Jimmy Johnson: I knew how to play a little piano, and I knew how to play very little guitar, but I was making money, I didn’t care nothing about no music. I was at the age where I really was loving girls, had my own car, plenty of money. Then all of a sudden, Magic Sam moved to Chicago, that’s what inspired me to go back to play music. He moved next door to me, and he had a guitar that didn’t have no strings on it and didn’t have no money so I bought him some strings for his guitar. And the next few weeks-
Syl Johnson: He couldn’t play s***. He’s got it wrong!
Nick Spitzer: Syl let him tell it, and you can correct it.
JJ: Look man, I’m telling it the way it went down, I bought Magic Sam some strings on his guitar, and I didn’t get to see him for maybe 3 or 4 weeks later, but when I saw him, man that boy could play!
SJ: No he wasn’t playing that good.
JJ: And I went with him to play a few times, and the crowd goes crazy. I said, “Man, let me get me a guitar, I can do that!”
NS: So you really left behind that Mississippi agricultural farm work where you were down at the bottom, and you begin to move up in the city.
JJ: Well now you’re going to realize, you’re still not one of them. They’re gonna make sure of that. You’re not one of them. It got better through the years but it’s not good.
SJ: Steel is the hardest metal in the world.

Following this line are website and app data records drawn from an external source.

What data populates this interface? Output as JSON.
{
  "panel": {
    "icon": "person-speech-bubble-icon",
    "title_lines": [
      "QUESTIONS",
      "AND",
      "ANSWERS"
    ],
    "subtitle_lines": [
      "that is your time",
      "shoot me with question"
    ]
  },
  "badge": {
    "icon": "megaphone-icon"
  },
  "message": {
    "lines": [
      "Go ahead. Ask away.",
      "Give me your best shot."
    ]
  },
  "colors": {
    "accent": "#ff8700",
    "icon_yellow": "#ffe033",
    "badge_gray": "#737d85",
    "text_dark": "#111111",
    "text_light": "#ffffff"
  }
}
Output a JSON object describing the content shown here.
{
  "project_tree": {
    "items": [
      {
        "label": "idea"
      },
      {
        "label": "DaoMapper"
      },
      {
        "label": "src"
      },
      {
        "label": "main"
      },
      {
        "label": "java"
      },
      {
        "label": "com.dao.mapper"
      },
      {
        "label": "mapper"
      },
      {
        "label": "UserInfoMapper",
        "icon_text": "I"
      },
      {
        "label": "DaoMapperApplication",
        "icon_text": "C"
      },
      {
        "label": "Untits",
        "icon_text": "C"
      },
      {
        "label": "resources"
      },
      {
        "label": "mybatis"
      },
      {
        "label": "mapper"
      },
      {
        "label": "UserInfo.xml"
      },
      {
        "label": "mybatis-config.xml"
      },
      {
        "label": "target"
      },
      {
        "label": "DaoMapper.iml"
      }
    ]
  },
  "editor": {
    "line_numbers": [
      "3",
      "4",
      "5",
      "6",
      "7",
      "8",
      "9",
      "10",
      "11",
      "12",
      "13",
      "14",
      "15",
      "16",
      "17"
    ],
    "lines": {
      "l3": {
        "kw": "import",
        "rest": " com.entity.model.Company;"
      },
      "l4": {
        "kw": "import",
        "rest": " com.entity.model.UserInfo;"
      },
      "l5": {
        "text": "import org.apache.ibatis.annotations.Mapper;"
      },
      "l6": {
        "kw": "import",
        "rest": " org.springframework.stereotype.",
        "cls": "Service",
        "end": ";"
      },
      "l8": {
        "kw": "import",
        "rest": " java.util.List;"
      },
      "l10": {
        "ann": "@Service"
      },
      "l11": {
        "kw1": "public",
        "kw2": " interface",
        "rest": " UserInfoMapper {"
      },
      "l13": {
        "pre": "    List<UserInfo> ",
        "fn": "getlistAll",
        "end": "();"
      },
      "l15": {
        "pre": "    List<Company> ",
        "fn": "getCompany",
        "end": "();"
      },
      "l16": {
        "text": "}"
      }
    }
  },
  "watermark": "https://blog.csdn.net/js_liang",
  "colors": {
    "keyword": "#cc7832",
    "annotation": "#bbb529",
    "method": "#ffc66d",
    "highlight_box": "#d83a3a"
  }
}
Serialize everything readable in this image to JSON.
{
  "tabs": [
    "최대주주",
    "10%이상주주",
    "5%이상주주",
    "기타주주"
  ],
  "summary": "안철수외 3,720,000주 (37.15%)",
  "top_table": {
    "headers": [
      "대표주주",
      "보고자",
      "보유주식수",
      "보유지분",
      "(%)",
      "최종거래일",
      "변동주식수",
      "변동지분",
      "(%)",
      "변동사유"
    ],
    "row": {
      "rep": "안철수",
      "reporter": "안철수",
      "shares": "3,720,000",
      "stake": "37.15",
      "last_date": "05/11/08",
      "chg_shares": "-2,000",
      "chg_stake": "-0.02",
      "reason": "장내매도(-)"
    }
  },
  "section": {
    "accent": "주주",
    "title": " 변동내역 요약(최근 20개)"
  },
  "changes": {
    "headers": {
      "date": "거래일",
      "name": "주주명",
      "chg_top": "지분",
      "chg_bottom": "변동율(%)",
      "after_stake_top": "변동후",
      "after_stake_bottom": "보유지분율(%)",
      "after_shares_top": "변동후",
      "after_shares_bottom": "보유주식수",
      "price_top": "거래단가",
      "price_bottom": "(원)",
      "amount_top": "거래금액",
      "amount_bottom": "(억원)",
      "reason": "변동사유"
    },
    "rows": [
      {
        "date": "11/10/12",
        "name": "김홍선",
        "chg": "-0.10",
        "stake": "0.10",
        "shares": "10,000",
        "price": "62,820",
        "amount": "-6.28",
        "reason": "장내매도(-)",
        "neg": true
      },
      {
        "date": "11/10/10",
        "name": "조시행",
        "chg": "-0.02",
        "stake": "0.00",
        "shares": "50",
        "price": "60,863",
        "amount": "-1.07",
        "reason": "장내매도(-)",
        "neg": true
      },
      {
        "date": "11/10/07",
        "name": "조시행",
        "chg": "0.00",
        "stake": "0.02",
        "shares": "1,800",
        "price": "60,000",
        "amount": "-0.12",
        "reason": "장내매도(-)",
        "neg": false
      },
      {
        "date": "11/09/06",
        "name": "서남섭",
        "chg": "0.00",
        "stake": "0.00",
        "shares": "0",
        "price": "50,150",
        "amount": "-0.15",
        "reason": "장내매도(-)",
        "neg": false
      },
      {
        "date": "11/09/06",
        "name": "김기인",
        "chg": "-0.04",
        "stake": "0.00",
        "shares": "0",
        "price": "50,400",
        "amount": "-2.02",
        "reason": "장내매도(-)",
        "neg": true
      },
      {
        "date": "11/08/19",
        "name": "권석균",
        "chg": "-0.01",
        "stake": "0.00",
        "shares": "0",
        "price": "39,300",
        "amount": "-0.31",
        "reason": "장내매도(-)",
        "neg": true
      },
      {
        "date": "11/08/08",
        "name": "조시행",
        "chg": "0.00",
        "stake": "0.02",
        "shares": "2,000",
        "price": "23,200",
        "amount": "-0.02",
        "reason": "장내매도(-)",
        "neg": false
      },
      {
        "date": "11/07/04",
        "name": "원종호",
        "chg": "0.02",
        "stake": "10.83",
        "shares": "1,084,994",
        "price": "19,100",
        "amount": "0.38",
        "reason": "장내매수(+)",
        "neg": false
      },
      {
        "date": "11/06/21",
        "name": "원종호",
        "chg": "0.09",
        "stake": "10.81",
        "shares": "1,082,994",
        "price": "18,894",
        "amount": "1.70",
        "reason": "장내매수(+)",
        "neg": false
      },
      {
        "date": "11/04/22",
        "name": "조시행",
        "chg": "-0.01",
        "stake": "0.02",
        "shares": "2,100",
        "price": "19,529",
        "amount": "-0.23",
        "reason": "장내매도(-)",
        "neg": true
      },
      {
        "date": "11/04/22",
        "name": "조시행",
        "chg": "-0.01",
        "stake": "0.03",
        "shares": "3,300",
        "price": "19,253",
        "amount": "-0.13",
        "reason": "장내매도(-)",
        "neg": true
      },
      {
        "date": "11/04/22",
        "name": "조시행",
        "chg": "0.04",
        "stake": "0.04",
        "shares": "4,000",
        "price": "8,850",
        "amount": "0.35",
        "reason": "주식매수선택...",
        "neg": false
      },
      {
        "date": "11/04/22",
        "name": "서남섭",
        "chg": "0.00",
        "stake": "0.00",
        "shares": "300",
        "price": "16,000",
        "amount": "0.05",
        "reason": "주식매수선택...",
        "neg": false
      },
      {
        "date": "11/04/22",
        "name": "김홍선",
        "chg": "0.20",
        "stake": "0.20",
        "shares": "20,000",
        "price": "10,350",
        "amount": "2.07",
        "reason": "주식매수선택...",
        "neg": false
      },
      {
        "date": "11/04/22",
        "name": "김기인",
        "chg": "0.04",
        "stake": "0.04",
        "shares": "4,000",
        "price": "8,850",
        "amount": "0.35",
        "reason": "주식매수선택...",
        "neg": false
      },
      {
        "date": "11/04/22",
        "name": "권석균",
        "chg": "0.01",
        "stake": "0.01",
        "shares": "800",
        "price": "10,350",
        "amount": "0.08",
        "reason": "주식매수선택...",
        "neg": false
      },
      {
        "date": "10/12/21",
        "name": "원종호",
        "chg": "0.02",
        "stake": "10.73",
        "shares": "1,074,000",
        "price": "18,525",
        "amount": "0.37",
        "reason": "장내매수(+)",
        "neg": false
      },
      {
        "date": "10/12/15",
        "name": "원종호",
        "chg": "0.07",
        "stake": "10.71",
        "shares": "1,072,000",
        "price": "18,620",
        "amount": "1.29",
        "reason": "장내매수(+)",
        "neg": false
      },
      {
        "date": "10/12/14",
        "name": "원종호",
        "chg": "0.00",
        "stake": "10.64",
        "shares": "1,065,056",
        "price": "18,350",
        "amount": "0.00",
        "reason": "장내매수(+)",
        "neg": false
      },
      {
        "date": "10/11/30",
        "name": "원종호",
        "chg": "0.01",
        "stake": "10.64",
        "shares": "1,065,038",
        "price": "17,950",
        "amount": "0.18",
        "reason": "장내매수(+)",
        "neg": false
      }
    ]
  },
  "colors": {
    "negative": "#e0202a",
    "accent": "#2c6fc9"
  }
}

So how do they make steel so hard? They put it through so many degrees Fahrenheit. So we went through these degrees of heat and pressure, and that’s what inspired me to write, “Is It Because I’m Black.”
NS: Jimmy, you and Syl sometimes have had arguments?
JJ: Oh man, you never seen two brothers yet that didn’t fight. But any way you look at it, blood is thicker than mud. I don’t like my brother, but I love my brother.
NS: Syl, what about your brother? Seems like y’all getting along pretty good.
SJ: He’s my hero. He’s my brother always.
JJ: When we were growing up I’d protect my younger brother, I’d protect him. In the middle of my sleep at 4, 5 o’clock in the morning, if my brother called me, I’m getting up out of the bed.
NS: Syl, how about you? What if you heard that Jimmy needed some help?
SJ: He knows I’ll be there. I’ll be there.
NS: I think we got it guys. Now I refereed a little bit, I did my best. I don’t think I did that good as a referee, but I did alright.
SJ: I like your style.
JJ: You’re cool with me!
To hear the full program, tune in Saturdays at 7 and Sundays at 6 on WWNO, or listen at americanroutes.org.